» **What is being asked**:
In the data below, find each line that contains the word "artist" and copy it.

[Data for this exercise Boundary: Start]

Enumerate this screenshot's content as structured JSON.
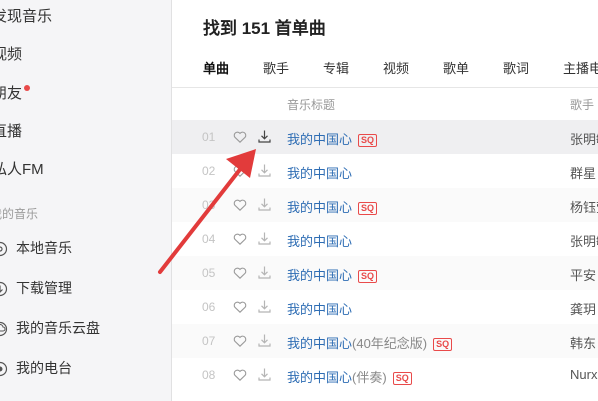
{
  "sidebar": {
    "items": [
      {
        "label": "发现音乐"
      },
      {
        "label": "视频"
      },
      {
        "label": "朋友",
        "has_dot": true
      },
      {
        "label": "直播"
      },
      {
        "label": "私人FM"
      }
    ],
    "section_label": "我的音乐",
    "my_music": [
      {
        "label": "本地音乐",
        "icon": "music-note-icon"
      },
      {
        "label": "下载管理",
        "icon": "download-icon"
      },
      {
        "label": "我的音乐云盘",
        "icon": "cloud-icon"
      },
      {
        "label": "我的电台",
        "icon": "radio-icon"
      }
    ]
  },
  "main": {
    "result_title": "找到 151 首单曲",
    "tabs": [
      {
        "label": "单曲",
        "active": true
      },
      {
        "label": "歌手"
      },
      {
        "label": "专辑"
      },
      {
        "label": "视频"
      },
      {
        "label": "歌单"
      },
      {
        "label": "歌词"
      },
      {
        "label": "主播电台"
      }
    ],
    "columns": {
      "title": "音乐标题",
      "artist": "歌手"
    },
    "songs": [
      {
        "num": "01",
        "title": "我的中国心",
        "sub": "",
        "sq": "SQ",
        "artist": "张明敏"
      },
      {
        "num": "02",
        "title": "我的中国心",
        "sub": "",
        "sq": "",
        "artist": "群星"
      },
      {
        "num": "03",
        "title": "我的中国心",
        "sub": "",
        "sq": "SQ",
        "artist": "杨钰莹"
      },
      {
        "num": "04",
        "title": "我的中国心",
        "sub": "",
        "sq": "",
        "artist": "张明敏"
      },
      {
        "num": "05",
        "title": "我的中国心",
        "sub": "",
        "sq": "SQ",
        "artist": "平安"
      },
      {
        "num": "06",
        "title": "我的中国心",
        "sub": "",
        "sq": "",
        "artist": "龚玥"
      },
      {
        "num": "07",
        "title": "我的中国心",
        "sub": "(40年纪念版)",
        "sq": "SQ",
        "artist": "韩东"
      },
      {
        "num": "08",
        "title": "我的中国心",
        "sub": "(伴奏)",
        "sq": "SQ",
        "artist": "Nurx"
      }
    ]
  },
  "colors": {
    "accent": "#e94a4a",
    "link": "#2e6db4",
    "arrow": "#e23b3b"
  }
}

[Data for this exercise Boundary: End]

» **Task response**:
      "artist": "歌手"
        "artist": "张明敏"
        "artist": "群星"
        "artist": "杨钰莹"
        "artist": "张明敏"
        "artist": "平安"
        "artist": "龚玥"
        "artist": "韩东"
        "artist": "Nurx"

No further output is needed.